EXERCISE INSTRUCTIONS: Search the entries for the word "used" and pull out each line that has it.

+++

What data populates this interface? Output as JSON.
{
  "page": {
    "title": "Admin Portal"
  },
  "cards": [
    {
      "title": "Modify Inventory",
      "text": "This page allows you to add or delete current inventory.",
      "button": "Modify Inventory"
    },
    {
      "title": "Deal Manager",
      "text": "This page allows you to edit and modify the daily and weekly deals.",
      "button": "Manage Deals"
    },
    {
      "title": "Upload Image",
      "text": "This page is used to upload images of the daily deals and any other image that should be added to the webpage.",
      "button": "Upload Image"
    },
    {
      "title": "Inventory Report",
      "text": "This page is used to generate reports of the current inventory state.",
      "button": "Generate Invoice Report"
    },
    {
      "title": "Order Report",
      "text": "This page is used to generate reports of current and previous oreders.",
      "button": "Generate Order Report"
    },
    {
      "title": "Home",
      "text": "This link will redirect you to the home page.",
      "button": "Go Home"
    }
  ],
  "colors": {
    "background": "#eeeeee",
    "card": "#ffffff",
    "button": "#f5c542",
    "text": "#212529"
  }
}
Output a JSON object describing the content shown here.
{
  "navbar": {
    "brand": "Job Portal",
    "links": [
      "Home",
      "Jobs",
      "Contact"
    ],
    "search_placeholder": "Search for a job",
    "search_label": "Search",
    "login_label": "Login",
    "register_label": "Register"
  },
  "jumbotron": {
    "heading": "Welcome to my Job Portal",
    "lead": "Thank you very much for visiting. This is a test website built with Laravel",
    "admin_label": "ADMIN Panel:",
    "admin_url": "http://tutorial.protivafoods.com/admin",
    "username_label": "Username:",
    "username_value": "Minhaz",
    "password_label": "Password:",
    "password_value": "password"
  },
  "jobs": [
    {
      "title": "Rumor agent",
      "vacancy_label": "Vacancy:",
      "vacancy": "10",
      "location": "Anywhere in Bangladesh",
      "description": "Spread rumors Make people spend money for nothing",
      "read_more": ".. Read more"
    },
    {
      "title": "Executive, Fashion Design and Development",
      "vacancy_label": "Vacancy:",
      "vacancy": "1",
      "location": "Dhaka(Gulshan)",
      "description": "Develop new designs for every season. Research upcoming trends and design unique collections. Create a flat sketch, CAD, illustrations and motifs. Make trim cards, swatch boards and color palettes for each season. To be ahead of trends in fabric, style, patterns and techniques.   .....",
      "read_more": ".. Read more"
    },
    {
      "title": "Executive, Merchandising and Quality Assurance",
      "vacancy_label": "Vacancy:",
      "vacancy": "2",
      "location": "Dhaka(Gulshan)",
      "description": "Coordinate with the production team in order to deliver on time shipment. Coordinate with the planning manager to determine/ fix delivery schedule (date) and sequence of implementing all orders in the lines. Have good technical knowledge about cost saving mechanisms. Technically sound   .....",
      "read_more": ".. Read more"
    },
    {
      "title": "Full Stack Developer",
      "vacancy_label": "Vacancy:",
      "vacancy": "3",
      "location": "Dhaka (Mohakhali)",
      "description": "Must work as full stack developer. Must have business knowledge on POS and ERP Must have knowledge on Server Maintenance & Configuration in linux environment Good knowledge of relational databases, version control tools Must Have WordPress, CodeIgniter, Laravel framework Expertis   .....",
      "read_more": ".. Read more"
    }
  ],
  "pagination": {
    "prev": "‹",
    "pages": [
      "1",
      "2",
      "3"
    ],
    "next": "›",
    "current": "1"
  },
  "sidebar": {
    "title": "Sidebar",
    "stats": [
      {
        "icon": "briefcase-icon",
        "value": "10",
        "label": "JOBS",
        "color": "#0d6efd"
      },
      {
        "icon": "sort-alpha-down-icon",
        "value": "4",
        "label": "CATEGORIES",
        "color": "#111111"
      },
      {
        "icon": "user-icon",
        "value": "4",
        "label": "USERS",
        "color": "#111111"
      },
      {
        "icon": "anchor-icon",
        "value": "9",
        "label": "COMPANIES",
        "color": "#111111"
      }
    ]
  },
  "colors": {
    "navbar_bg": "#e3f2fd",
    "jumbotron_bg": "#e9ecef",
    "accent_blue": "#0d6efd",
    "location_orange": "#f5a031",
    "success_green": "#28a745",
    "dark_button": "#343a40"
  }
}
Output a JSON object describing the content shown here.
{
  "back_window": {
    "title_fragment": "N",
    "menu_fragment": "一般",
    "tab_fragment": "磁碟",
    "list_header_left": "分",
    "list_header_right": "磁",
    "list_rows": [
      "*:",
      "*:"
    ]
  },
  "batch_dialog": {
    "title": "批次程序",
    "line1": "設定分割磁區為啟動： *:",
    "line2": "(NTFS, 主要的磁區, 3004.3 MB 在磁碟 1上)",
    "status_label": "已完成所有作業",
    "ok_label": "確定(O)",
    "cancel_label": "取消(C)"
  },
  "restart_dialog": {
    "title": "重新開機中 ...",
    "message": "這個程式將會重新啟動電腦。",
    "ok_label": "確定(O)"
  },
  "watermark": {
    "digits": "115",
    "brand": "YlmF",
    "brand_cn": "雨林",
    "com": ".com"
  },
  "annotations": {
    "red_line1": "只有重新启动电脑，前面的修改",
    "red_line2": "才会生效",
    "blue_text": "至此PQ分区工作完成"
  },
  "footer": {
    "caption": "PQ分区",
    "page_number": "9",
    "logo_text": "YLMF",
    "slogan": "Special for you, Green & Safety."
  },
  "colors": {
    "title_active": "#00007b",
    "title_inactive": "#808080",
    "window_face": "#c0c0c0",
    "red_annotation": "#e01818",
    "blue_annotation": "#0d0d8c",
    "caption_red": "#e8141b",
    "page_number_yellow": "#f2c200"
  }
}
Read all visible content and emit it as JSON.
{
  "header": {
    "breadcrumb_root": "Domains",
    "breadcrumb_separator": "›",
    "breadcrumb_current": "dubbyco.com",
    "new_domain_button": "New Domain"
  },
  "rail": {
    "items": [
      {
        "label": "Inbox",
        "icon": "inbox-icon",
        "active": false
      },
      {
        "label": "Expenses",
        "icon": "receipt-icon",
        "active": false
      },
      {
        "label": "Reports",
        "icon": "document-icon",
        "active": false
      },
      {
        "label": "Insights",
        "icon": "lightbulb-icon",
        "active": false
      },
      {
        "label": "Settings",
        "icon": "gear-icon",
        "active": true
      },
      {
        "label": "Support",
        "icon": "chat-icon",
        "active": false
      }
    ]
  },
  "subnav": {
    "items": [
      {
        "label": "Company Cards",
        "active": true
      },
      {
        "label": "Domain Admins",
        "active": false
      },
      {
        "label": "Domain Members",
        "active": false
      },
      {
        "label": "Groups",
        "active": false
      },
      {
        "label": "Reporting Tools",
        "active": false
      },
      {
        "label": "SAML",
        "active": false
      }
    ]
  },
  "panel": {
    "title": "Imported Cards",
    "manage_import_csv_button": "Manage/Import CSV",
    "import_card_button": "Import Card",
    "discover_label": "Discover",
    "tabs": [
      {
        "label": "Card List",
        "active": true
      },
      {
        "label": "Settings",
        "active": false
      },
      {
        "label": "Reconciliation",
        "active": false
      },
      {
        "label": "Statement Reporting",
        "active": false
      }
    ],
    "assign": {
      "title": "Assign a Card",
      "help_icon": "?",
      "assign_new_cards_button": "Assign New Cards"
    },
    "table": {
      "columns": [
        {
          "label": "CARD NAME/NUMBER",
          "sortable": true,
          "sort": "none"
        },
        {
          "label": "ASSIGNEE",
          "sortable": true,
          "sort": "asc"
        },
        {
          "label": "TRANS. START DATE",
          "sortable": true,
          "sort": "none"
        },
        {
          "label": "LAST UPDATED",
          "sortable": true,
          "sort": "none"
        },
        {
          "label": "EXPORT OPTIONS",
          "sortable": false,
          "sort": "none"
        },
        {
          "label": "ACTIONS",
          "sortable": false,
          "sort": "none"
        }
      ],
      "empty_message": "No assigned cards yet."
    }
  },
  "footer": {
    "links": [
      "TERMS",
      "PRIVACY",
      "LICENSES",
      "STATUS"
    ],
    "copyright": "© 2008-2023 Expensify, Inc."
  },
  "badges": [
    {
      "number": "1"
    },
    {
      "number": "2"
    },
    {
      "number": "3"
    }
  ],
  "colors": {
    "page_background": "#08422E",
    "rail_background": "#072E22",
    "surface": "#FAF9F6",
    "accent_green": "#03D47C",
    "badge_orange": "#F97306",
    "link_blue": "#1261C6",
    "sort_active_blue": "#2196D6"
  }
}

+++

EXERCISE ANSWER:
      "text": "This page is used to upload images of the daily deals and any other image that should be added to the webpage.",
      "text": "This page is used to generate reports of the current inventory state.",
      "text": "This page is used to generate reports of current and previous oreders.",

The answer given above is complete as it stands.